The basics of Airless Spraying – Coatings
Architectural coatings are primarily decorative coatings used to coat anything from homes to commercial and industrial buildings.
Protective coatings are primarily corrosion control coatings used to coat anything from bridges to water towers, preserving concrete and steel. Often these coatings are two-component materials.
The majority of coatings are sold at paint stores, generally to professional painting contractors.
Virtually every coating contains four basic components:
• Binder, Resin, or Polymer—holds together the other components prior to application and forms a protective film on the surface (the
surface is also called a substrate) to which the coating is applied. Binders can be oils, varnishes and proteins.

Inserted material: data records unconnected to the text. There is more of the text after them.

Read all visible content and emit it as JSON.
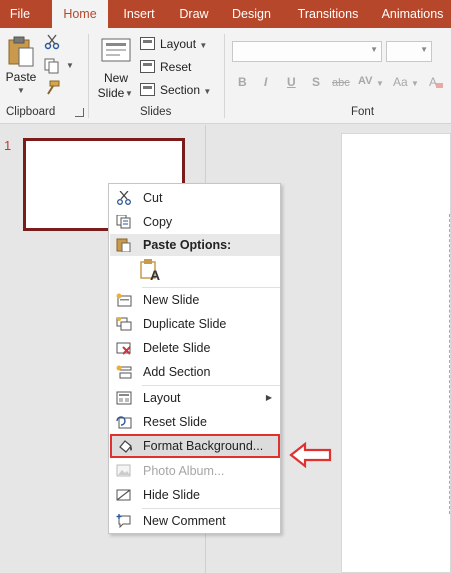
{
  "tabs": [
    {
      "label": "File",
      "active": false
    },
    {
      "label": "Home",
      "active": true
    },
    {
      "label": "Insert",
      "active": false
    },
    {
      "label": "Draw",
      "active": false
    },
    {
      "label": "Design",
      "active": false
    },
    {
      "label": "Transitions",
      "active": false
    },
    {
      "label": "Animations",
      "active": false
    }
  ],
  "ribbon": {
    "clipboard": {
      "paste_label": "Paste",
      "group_label": "Clipboard"
    },
    "slides": {
      "new_slide_line1": "New",
      "new_slide_line2": "Slide",
      "layout_label": "Layout",
      "reset_label": "Reset",
      "section_label": "Section",
      "group_label": "Slides"
    },
    "font": {
      "group_label": "Font",
      "font_name_value": "",
      "font_size_value": "",
      "buttons": [
        "B",
        "I",
        "U",
        "S",
        "abc",
        "AV",
        "Aa"
      ]
    }
  },
  "slide_pane": {
    "slide_number": "1"
  },
  "context_menu": {
    "items": [
      {
        "label": "Cut",
        "icon": "scissors-icon",
        "enabled": true
      },
      {
        "label": "Copy",
        "icon": "copy-icon",
        "enabled": true
      },
      {
        "label": "Paste Options:",
        "icon": "paste-icon",
        "enabled": true,
        "header": true
      },
      {
        "label": "",
        "icon": "paste-keep-text-icon",
        "enabled": true
      },
      {
        "label": "New Slide",
        "icon": "new-slide-icon",
        "enabled": true
      },
      {
        "label": "Duplicate Slide",
        "icon": "duplicate-slide-icon",
        "enabled": true
      },
      {
        "label": "Delete Slide",
        "icon": "delete-slide-icon",
        "enabled": true
      },
      {
        "label": "Add Section",
        "icon": "add-section-icon",
        "enabled": true
      },
      {
        "label": "Layout",
        "icon": "layout-icon",
        "enabled": true,
        "submenu": true
      },
      {
        "label": "Reset Slide",
        "icon": "reset-slide-icon",
        "enabled": true
      },
      {
        "label": "Format Background...",
        "icon": "format-background-icon",
        "enabled": true,
        "highlighted": true
      },
      {
        "label": "Photo Album...",
        "icon": "photo-album-icon",
        "enabled": false
      },
      {
        "label": "Hide Slide",
        "icon": "hide-slide-icon",
        "enabled": true
      },
      {
        "label": "New Comment",
        "icon": "new-comment-icon",
        "enabled": true
      }
    ]
  },
  "colors": {
    "accent": "#b7472a",
    "highlight_border": "#e03030",
    "thumb_border": "#7a1c1c"
  }
}
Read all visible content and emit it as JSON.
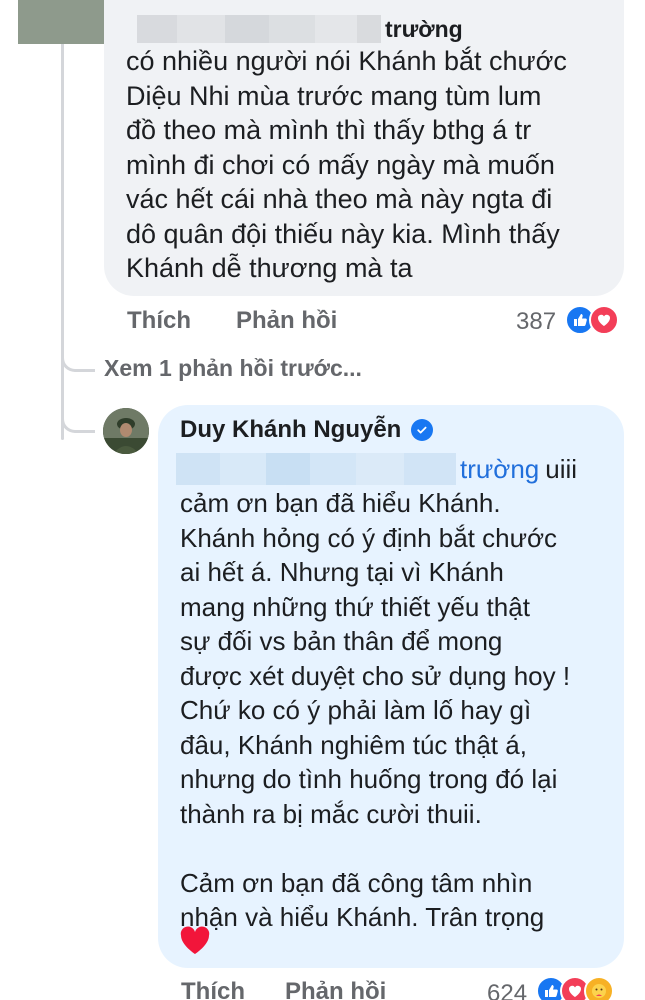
{
  "first_comment": {
    "author_suffix": "trường",
    "lines": [
      "có nhiều người nói Khánh bắt chước",
      "Diệu Nhi mùa trước mang tùm lum",
      "đồ theo mà mình thì thấy bthg á tr",
      "mình đi chơi có mấy ngày mà muốn",
      "vác hết cái nhà theo mà này ngta đi",
      "dô quân đội thiếu này kia. Mình thấy",
      "Khánh dễ thương mà ta"
    ],
    "actions": {
      "like": "Thích",
      "reply": "Phản hồi"
    },
    "reaction_count": "387",
    "reactions": [
      "like-icon",
      "love-icon"
    ]
  },
  "view_previous": "Xem 1 phản hồi trước...",
  "reply": {
    "author": "Duy Khánh Nguyễn",
    "verified": true,
    "mention": "trường",
    "mention_rest": "uiii",
    "body": "cảm ơn bạn đã hiểu Khánh.\nKhánh hỏng có ý định bắt chước\nai hết á. Nhưng tại vì Khánh\nmang những thứ thiết yếu thật\nsự đối vs bản thân để mong\nđược xét duyệt cho sử dụng hoy !\nChứ ko có ý phải làm lố hay gì\nđâu, Khánh nghiêm túc thật á,\nnhưng do tình huống trong đó lại\nthành ra bị mắc cười thuii.\n\nCảm ơn bạn đã công tâm nhìn\nnhận và hiểu Khánh. Trân trọng",
    "emoji": "heart-emoji",
    "actions": {
      "like": "Thích",
      "reply": "Phản hồi"
    },
    "reaction_count": "624",
    "reactions": [
      "like-icon",
      "love-icon",
      "care-icon"
    ]
  },
  "colors": {
    "comment_bubble": "#f0f2f5",
    "reply_bubble": "#e7f3ff",
    "mention": "#216fdb",
    "meta_text": "#65676b",
    "like": "#1877f2",
    "love": "#f33e58"
  }
}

• Pigment—fine solid particles that hide the surface providing decorative colors and sometimes corrosion resistance. Raw umber, a type of iron ore, is used extensively as a pigment and is olive green in color.

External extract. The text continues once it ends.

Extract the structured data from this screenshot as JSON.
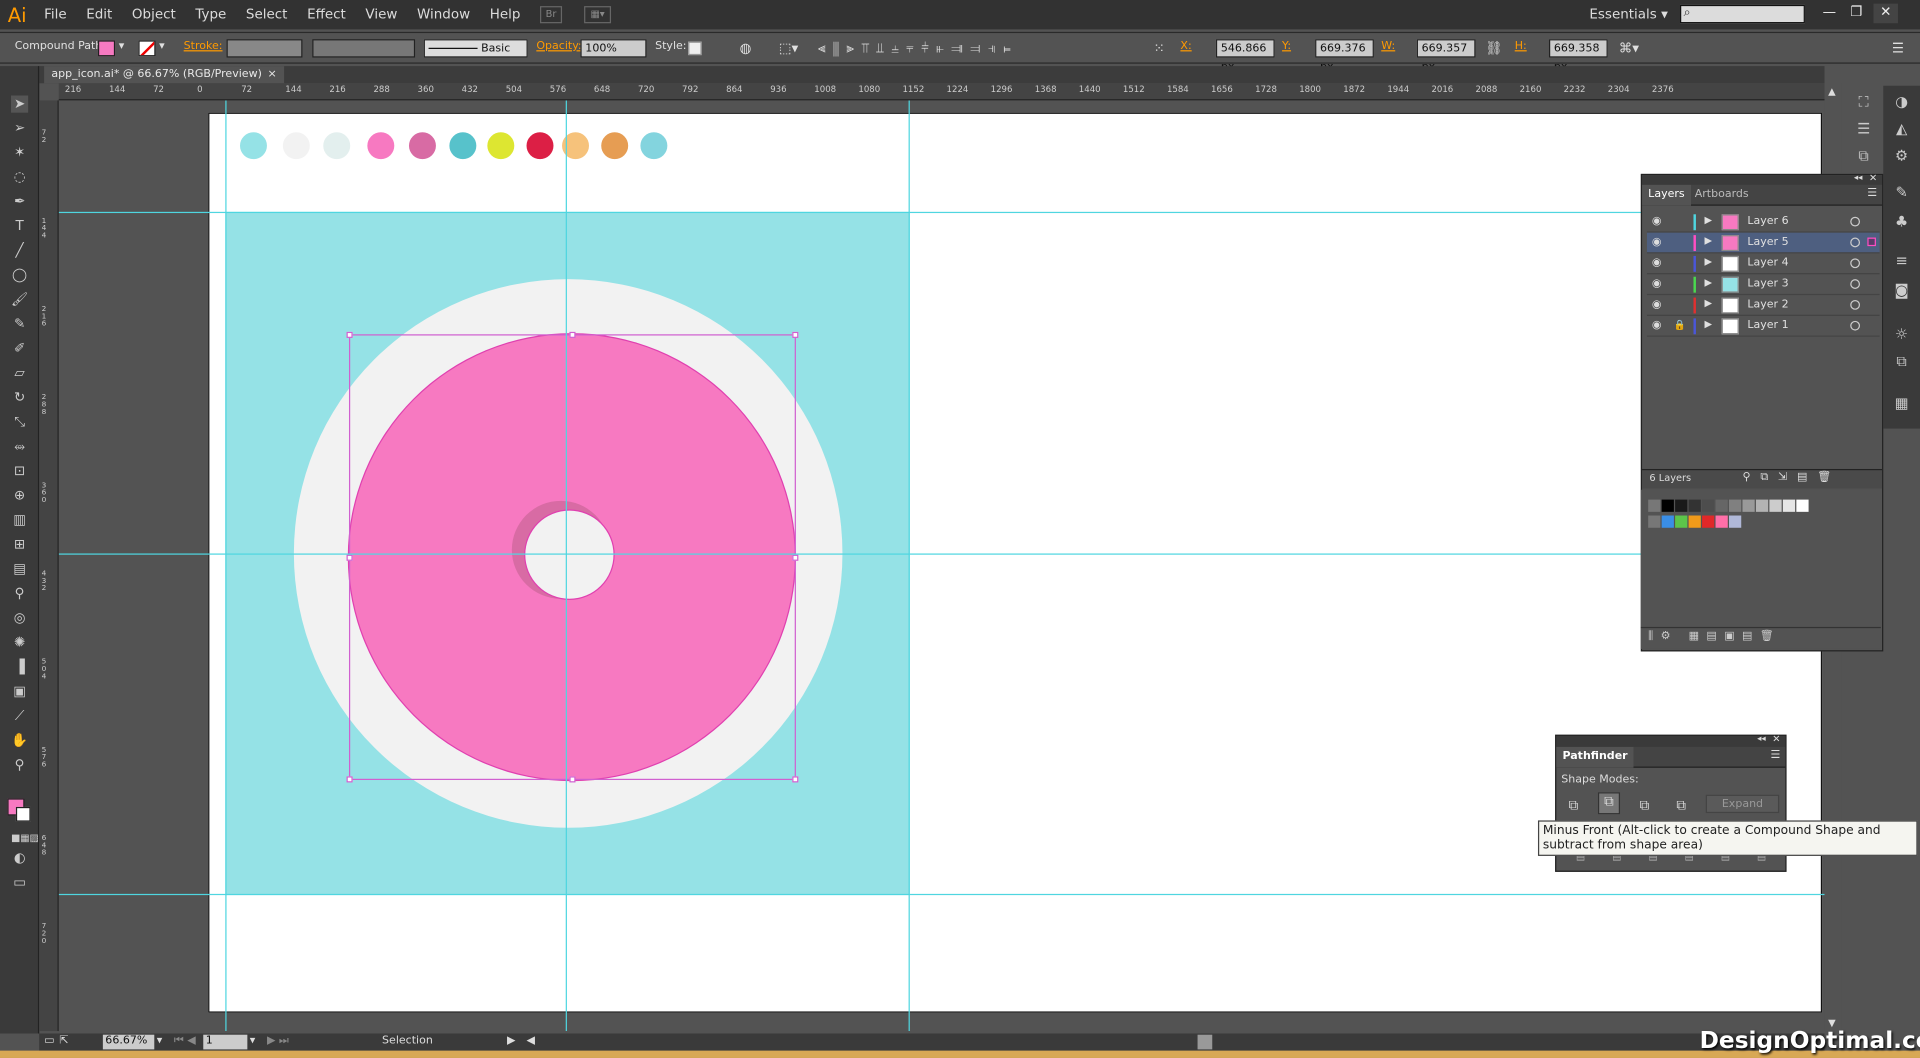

• Solvent—helps the flow of the coating material and aids in application. For example, water is a solvent for sugar. However, in many coating formulations, a chemical referred to as a solvent, may not be dissolving anything, but simply diluting or thinning the formulation.
• Additives—in general, manufacturers put additives into coatings for one or more reasons, including aiding in manufacturing, enhancing application characteristics, or improving the properties of the coating once it is cured. For example, some additives help prevent mildew from forming once the coating has cured.
Paints and other coatings are rated by the volume of solids they contain. While virtually everyone in the architectural coatings industry refers to the “low,” “medium,” and “high” solid content of coatings, there are no set amounts or limits placed on these categories. A typical set of values for coatings is:
• Low Solids = 20-30% solids
• Medium Solids = 30-50% solids
• High Solids = Up to 100% solids